What is needed - Which lines in the records below contain the word "cidr"? Report each of them.

Information shown -
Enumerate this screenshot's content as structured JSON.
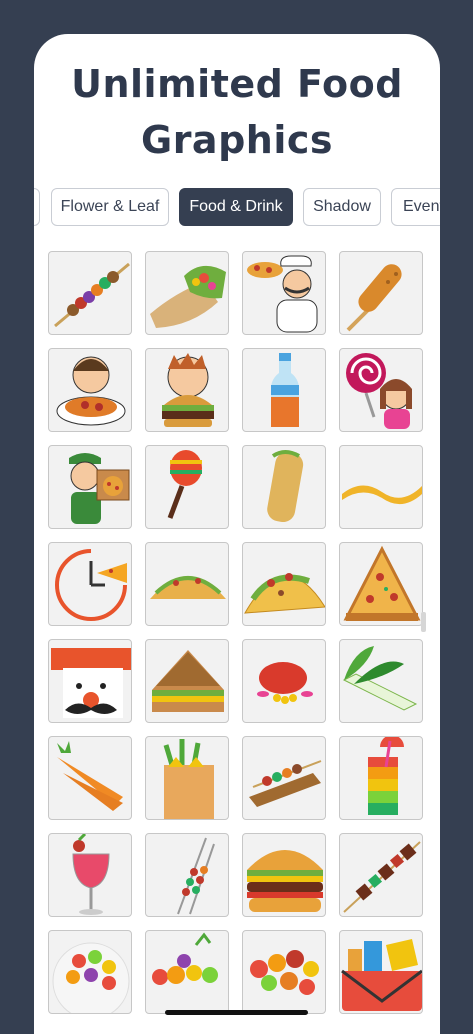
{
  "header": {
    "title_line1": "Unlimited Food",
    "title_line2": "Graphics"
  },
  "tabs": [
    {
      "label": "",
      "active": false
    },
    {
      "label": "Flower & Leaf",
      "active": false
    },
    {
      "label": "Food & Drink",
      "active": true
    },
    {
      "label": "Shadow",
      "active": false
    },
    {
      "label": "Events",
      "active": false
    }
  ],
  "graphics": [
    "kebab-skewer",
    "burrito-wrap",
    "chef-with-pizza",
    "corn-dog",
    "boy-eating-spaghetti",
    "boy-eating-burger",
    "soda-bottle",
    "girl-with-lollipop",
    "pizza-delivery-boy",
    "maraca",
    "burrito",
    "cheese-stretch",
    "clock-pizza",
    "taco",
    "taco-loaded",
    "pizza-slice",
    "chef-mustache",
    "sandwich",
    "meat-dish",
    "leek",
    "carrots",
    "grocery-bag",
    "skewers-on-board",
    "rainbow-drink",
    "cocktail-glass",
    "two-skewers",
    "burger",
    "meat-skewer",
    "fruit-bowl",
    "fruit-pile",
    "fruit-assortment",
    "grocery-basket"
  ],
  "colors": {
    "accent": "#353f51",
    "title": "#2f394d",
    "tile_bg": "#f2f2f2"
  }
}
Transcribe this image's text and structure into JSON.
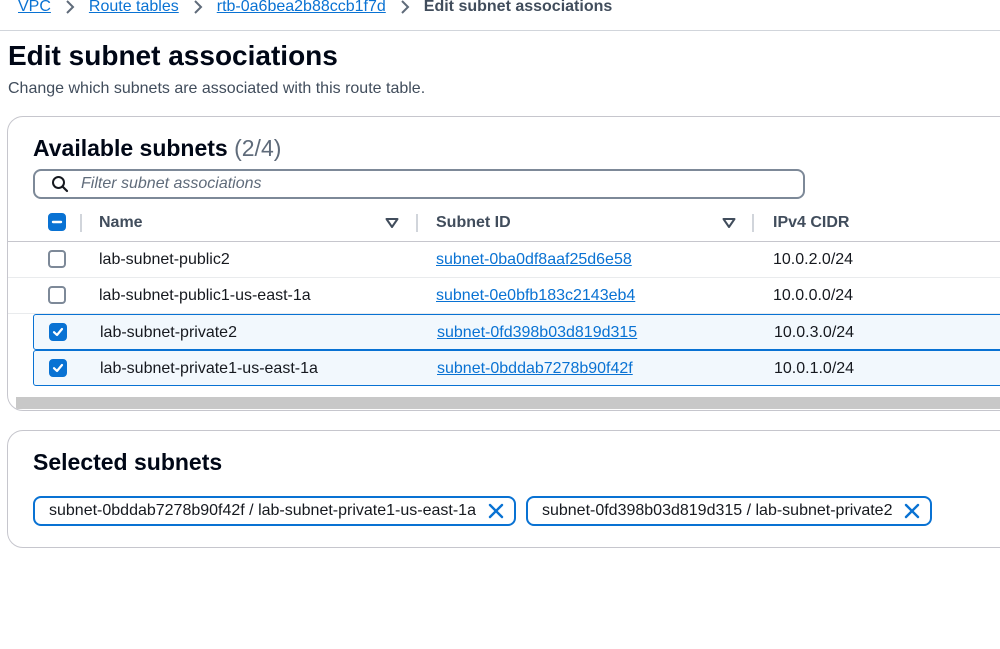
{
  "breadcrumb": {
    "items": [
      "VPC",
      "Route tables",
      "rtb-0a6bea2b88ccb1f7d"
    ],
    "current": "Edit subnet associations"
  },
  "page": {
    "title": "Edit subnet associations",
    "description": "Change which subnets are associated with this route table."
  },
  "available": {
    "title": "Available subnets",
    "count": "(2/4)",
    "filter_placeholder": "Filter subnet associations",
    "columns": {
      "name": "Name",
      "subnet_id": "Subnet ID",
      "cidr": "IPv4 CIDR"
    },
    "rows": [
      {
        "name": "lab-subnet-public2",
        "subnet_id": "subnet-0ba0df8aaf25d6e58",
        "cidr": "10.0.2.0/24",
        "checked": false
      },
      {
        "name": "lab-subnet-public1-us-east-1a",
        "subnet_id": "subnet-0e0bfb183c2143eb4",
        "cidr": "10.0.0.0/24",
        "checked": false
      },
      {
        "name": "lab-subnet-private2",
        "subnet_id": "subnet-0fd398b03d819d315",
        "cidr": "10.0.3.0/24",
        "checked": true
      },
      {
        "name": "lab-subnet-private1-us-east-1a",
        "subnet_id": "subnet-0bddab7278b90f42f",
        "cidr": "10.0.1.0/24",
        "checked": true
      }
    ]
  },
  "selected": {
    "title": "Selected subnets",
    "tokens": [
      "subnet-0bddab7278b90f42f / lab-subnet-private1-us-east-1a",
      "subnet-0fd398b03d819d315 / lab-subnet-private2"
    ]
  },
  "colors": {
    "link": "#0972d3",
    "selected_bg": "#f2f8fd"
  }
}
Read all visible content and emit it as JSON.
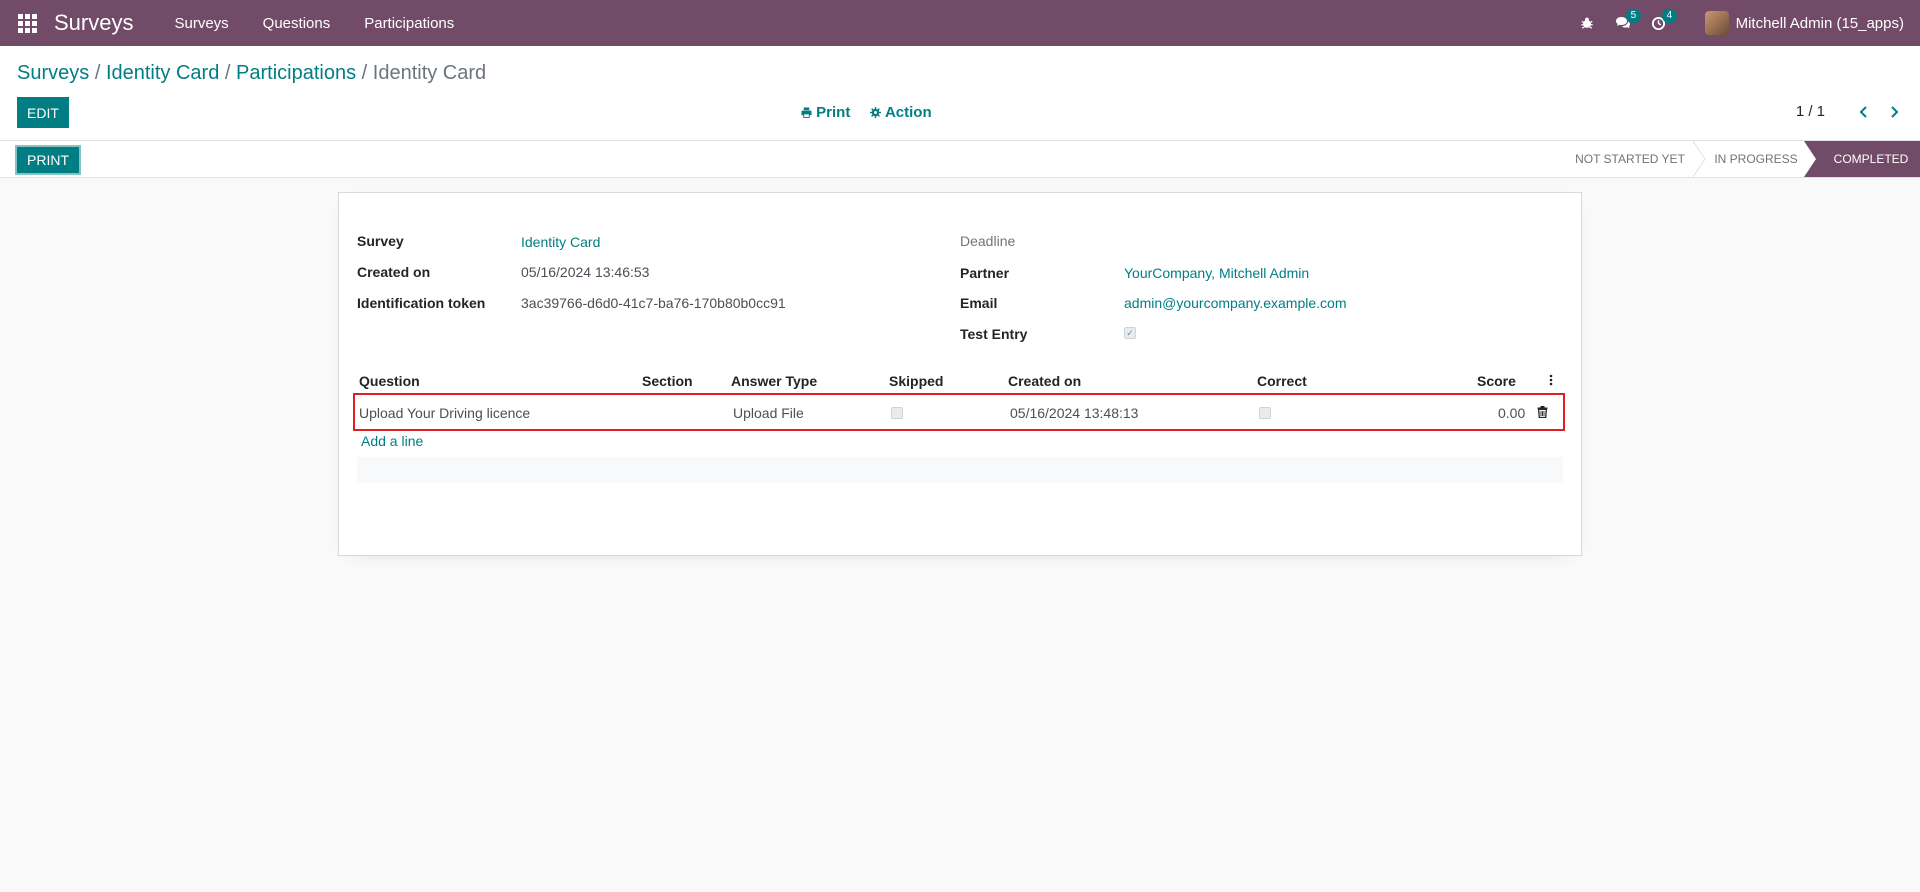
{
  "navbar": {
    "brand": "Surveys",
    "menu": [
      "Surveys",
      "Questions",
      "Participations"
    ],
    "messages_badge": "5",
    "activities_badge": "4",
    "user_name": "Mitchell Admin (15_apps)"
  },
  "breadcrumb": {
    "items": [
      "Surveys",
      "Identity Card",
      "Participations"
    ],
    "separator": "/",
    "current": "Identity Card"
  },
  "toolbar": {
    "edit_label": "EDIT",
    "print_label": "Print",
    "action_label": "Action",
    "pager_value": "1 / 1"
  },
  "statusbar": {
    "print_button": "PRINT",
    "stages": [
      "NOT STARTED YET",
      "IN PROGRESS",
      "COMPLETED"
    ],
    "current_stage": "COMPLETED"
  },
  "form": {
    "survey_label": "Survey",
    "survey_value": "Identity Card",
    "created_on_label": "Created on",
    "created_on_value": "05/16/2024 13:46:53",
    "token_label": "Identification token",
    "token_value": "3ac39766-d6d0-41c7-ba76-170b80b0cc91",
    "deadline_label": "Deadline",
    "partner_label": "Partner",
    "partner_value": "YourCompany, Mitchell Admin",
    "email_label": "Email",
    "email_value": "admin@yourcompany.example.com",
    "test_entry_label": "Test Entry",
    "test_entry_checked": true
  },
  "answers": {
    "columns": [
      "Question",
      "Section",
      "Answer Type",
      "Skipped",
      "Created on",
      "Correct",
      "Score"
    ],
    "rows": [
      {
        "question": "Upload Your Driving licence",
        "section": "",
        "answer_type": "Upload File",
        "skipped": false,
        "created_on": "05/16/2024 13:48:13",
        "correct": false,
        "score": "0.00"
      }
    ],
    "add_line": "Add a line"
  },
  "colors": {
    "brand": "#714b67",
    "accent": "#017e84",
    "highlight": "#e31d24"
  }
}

Response -
      "cidr": "IPv4 CIDR"
        "cidr": "10.0.2.0/24",
        "cidr": "10.0.0.0/24",
        "cidr": "10.0.3.0/24",
        "cidr": "10.0.1.0/24",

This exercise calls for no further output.